A federal program for HIV prevention in sub-Saharan Africa has failed to demonstrate reduction in risk through abstinence and fidelity education, according to a study released Monday from Stanford University researchers.
Among its other efforts, the program, known as PEPFAR, or the President’s Emergency Fund for AIDS Relief, supports initiatives that teach abstinence, reduction in sexual partners and delay in the first sexual experience. It’s intended to reduce the risk of HIV infection and also cut the number of teen pregnancies.
More than $1.4 billion has been invested in these programs since PEPFAR’s inception in 2004 to 2013, the study said. But an examination of the behavior of nearly 500,000 people in 22 countries failed to find any evidence that the education program had made any difference in changing behavior, the study found.
So the study suggested PEPFAR should shift funding to other initiatives that have shown more effectiveness.
“These results suggest that alternative funding priorities for HIV prevention may yield greater health benefits,” the study said. It was published in the journal Health Affairs. When published online, the study can be found at http://j.mp/pepfar1.
“Overall we were not able to detect any population-level benefit from this program,” Nathan Lo, a Stanford MD/PhD student and lead author of the study, said in a Stanford statement.
For example, the study found no evidence for a significant change in the age of first intercourse in countries with PEPFAR abstinence programs compared to those without them.
“Similarly, we were unable to detect an effect of PEPFAR abstinence and faithfulness funding upon the proportion of teenage pregnancy for people living in PEPFAR-funded countries,” the study stated.
PEPFAR said that it responds to science in pursuing its mission of curbing HIV transmission.
“To fulfill this mission, PEPFAR has continually evolved its approach to, and investments in, HIV prevention based on the latest scientific evidence and lessons learned from applying this evidence in programs,” the PEPFAR statement said.
“Current prevention science demonstrates that a combination package of evidence-based behavioral, biomedical, and structural prevention interventions, tailored to the populations and geographic areas with the greatest burden, is most effective in addressing the epidemic.”
The researchers credited PEPFAR with receiving their findings with an open mind.
Some of PEPFAR’s programs have had great success. For example, a 2012 study published in JAMA found PEPFAR’s activities were associated with saving about 740,000 adult lives from 2004 to 2008 in the geographical areas it was most active.
PEPFAR was originally mandated to spend one-third of its prevention funding on abstinence efforts when it was formed in 2004 under the presidency of George W. Bush. President Barack Obama eliminated the requirement after he assumed office in 2009. However, some funding has continued to go to these programs.

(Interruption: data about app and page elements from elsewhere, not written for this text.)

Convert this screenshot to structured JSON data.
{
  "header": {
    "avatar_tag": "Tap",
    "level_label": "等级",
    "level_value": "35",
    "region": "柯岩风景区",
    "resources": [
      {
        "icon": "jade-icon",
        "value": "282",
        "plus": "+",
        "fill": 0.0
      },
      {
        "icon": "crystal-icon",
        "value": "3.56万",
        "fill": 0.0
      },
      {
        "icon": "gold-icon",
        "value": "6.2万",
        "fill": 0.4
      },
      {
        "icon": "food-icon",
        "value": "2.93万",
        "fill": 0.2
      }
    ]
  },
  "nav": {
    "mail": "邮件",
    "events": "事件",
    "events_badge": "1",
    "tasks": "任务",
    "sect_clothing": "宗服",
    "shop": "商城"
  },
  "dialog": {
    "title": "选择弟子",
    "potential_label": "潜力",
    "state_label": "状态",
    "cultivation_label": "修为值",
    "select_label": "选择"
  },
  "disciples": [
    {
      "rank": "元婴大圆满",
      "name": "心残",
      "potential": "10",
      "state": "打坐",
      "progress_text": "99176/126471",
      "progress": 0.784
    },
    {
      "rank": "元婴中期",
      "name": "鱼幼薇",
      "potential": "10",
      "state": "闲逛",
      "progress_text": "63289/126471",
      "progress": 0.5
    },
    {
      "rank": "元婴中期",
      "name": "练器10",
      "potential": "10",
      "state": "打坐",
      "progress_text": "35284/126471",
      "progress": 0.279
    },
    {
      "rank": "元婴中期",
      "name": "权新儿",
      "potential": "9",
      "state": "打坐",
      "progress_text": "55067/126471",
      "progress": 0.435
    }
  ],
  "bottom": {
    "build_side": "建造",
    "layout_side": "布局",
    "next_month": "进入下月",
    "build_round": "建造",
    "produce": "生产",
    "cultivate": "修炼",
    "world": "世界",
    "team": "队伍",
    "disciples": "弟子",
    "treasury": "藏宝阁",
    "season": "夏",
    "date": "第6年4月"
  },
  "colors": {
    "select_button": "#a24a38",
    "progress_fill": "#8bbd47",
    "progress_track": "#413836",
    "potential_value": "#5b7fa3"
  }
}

Abstinence and fidelity funding fell to $67 million in 2012 and $45 million in 2013, the study said. Researchers say the program should go further and consider phase it out entirely in favor of other initiatives.
“While PEPFAR’s present commitments to abstinence and faithfulness programs are smaller than its historical support for them, recent funding remains substantial,” the study stated. “Investing in prevention programs with established records of effectiveness could promote population health improvements.”

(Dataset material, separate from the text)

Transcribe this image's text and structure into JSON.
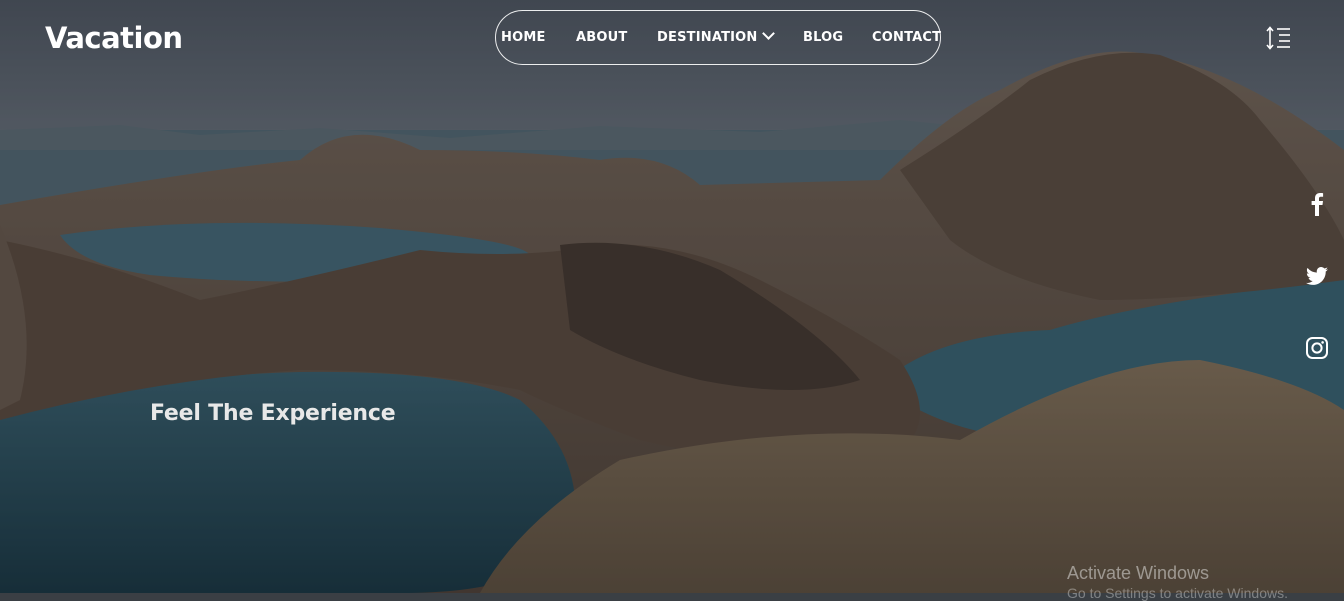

Eran Bendavid, an author of the JAMA article and the new study, said in the Stanford statement that behavior-changing efforts need to do more than generate public awareness.
“Changing sexual behavior is not an easy thing,” Bendavid said. “These are very personal decisions. When individuals make decisions about sex, they are not typically thinking about the billboard they may have seen or the guy who came by the village and said they should wait until marriage. Behavioral change is much more complicated than that.”
Stanford medical student Anita Lowe was also a co-author of the study.
The study was funded by the Doris Duke Charitable Foundation and Stanford’s Center on the Demography and Economics of Health and Aging. Stanford’s Department of Medicine also supported the work.